Interface dataset entries:
- - - - - - -

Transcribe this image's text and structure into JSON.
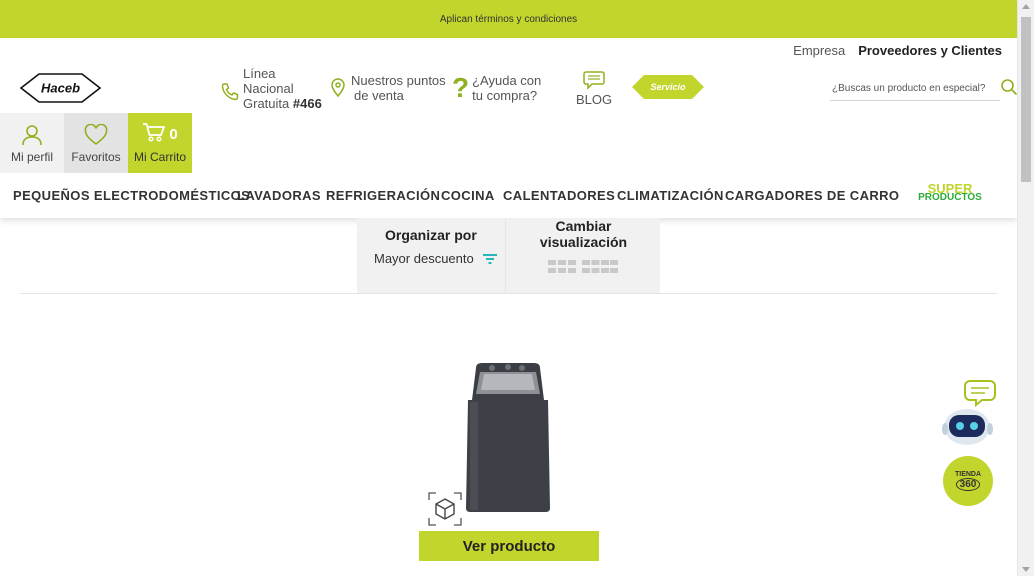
{
  "promo": {
    "text": "Aplican términos y condiciones"
  },
  "top_links": {
    "empresa": "Empresa",
    "proveedores": "Proveedores y Clientes"
  },
  "logo": {
    "text": "Haceb"
  },
  "contact": {
    "linea_1": "Línea",
    "linea_2": "Nacional",
    "linea_3": "Gratuita",
    "linea_number": "#466",
    "puntos_1": "Nuestros puntos",
    "puntos_2": "de venta",
    "ayuda_1": "¿Ayuda con",
    "ayuda_2": "tu compra?",
    "blog": "BLOG",
    "servicio": "Servicio"
  },
  "search": {
    "placeholder": "¿Buscas un producto en especial?"
  },
  "account": {
    "perfil": "Mi perfil",
    "favoritos": "Favoritos",
    "carrito": "Mi Carrito",
    "cart_count": "0"
  },
  "nav": {
    "items": [
      "PEQUEÑOS ELECTRODOMÉSTICOS",
      "LAVADORAS",
      "REFRIGERACIÓN",
      "COCINA",
      "CALENTADORES",
      "CLIMATIZACIÓN",
      "CARGADORES DE CARRO"
    ],
    "super_1": "SUPER",
    "super_2": "PRODUCTOS"
  },
  "filters": {
    "organizar_title": "Organizar por",
    "organizar_value": "Mayor descuento",
    "visual_title_1": "Cambiar",
    "visual_title_2": "visualización"
  },
  "product": {
    "button": "Ver producto"
  },
  "tienda": {
    "line1": "TIENDA",
    "line2": "360"
  },
  "colors": {
    "brand_green": "#c2d52c",
    "super_green": "#2cab3a",
    "teal_icon": "#2bb5b8"
  }
}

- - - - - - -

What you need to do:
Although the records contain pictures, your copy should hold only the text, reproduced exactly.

Output:
Transcribe this image's text and structure into JSON.
{
  "promo": {
    "text": "Aplican términos y condiciones"
  },
  "top_links": {
    "empresa": "Empresa",
    "proveedores": "Proveedores y Clientes"
  },
  "logo": {
    "text": "Haceb"
  },
  "contact": {
    "linea_1": "Línea",
    "linea_2": "Nacional",
    "linea_3": "Gratuita",
    "linea_number": "#466",
    "puntos_1": "Nuestros puntos",
    "puntos_2": "de venta",
    "ayuda_1": "¿Ayuda con",
    "ayuda_2": "tu compra?",
    "blog": "BLOG",
    "servicio": "Servicio"
  },
  "search": {
    "placeholder": "¿Buscas un producto en especial?"
  },
  "account": {
    "perfil": "Mi perfil",
    "favoritos": "Favoritos",
    "carrito": "Mi Carrito",
    "cart_count": "0"
  },
  "nav": {
    "items": [
      "PEQUEÑOS ELECTRODOMÉSTICOS",
      "LAVADORAS",
      "REFRIGERACIÓN",
      "COCINA",
      "CALENTADORES",
      "CLIMATIZACIÓN",
      "CARGADORES DE CARRO"
    ],
    "super_1": "SUPER",
    "super_2": "PRODUCTOS"
  },
  "filters": {
    "organizar_title": "Organizar por",
    "organizar_value": "Mayor descuento",
    "visual_title_1": "Cambiar",
    "visual_title_2": "visualización"
  },
  "product": {
    "button": "Ver producto"
  },
  "tienda": {
    "line1": "TIENDA",
    "line2": "360"
  },
  "colors": {
    "brand_green": "#c2d52c",
    "super_green": "#2cab3a",
    "teal_icon": "#2bb5b8"
  }
}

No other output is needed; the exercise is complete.